Putnam Health Department won’t appeal sanitarian case
The Putnam County Health Department will not appeal a ruling reinstating a former sanitarian to her job.
But Barbara Koblinsky doesn't yet have a job to go back to. Facing a financial crisis, the Putnam health board has laid off the entire staff.
In a letter regarding Putnam Co. Health Dept. v. Koblinsky, Jennifer Scragg Karr, Putnam County assistant prosecuting attorney, wrote to Mark Barney, an attorney for the Public Employees Union. She said Putnam won't fight the recent order by Circuit Judge Duke Bloom to give Koblinsky her job back.
"As previously expressed to you, the Putnam County Health Department is not appealing Judge Bloom's decision," the letter said. "You and I still need to ascertain the back pay, benefits and interest due Ms. Koblinsky.
"However, there is no position for anyone with the Health Department. All employees were laid off on July 1, 2013. Consequently, were Ms. Koblinsky an employee on said date or entitled by Court Order to be reinstated, she would only have been reinstated up to July 1, 2013."
"The former employees of the Health Department have been given special status with the WV Division of Personnel in hiring for State positions because they were laid off. Please let me know if your client would like to be added to their list of laid off Health Department employees in order to gain better standing when seeking State positions," the letter read.
Koblinsky, 52, was first fired for insubordination in February 2010 after about two years with the health department. Her superiors said she refused to meet with them for a disciplinary meeting without a union representative present.
Under state law, all public employees who belong to the union are allowed to have a representative present for disciplinary meetings.
Koblinsky maintained she was targeted and bullied on the job for her opposition to a strict rabies policy. She believed that policy led to the unnecessary deaths of several county residents' beloved pets. Although she had to enforce it, she also petitioned for the policy to be changed.
The policy has since been terminated and Putnam County now follows the state's policy for rabies quarantines.
She filed a grievance and won her job back in late 2010, but the health department's administration appealed the ruling in Circuit Court, where the case remained until the recent ruling by Bloom.

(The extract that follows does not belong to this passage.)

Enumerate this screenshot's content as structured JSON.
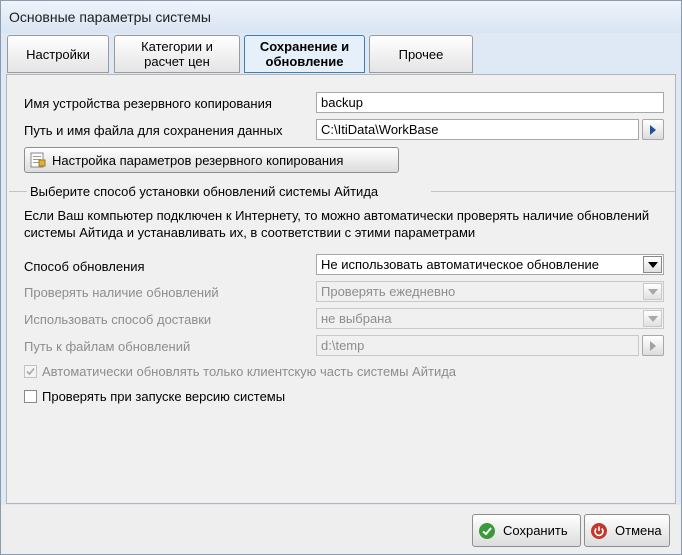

"I am very happy that it is finally over with and the Putnam County Health Department Board of Health has agreed not to appeal Judge Bloom's decision," Koblinsky said. "I believe they are attempting to make things right now, and that they realize that I was a victim."
Barney represented Koblinsky in Circuit Court, as her union representative was not an attorney. Gordon Simmons, Koblinsky's representative with the West Virginia Public Workers Union, said in typical wrongful termination cases, the employee is reinstated.
In Bloom's order, Koblinsky is also entitled to a year of back pay, about $25,000. Koblinsky said she plans to seek unemployment benefits.
"I would love to have my job back at this point, if not working for the Putnam County Health Department, perhaps working in Putnam County for the Kanawha-Charleston Health Department," Koblinsky said.
"I always viewed my job as that of a public servant. I enjoyed educating and working with the public during my inspections. I always explained to them why the food safety rules were important and worked with them on how to correct problems.
"I believe people have to want to change their behavior and that cannot happen if the health department is viewed as the enemy. People always need to be treated with respect and dignity, and that is something that I didn't see happening under the past administration, and that is what I stood against."
Attorney fees for the appeal are chief among the causes officials cite for the health department's recent financial turmoil. Faced with stacks of unpaid bills, board of health members voted in June to lay off the entire staff and contract services through the Kanawha-Charleston Health Department.
Putnam County Commission President Joe Haynes said former administrator Jackie Fleshman paid the attorney fees to fight Koblinsky's appeal before any other payments — including rent for the health department's headquarters.
He said the fees "got completely out of hand before the board was aware of it." The health department ended the fiscal year 2013 more than $400,000 in debt.
Lolita Kirk, administrator at the Putnam County Health Department, declined to comment on the situation because it is a personnel matter.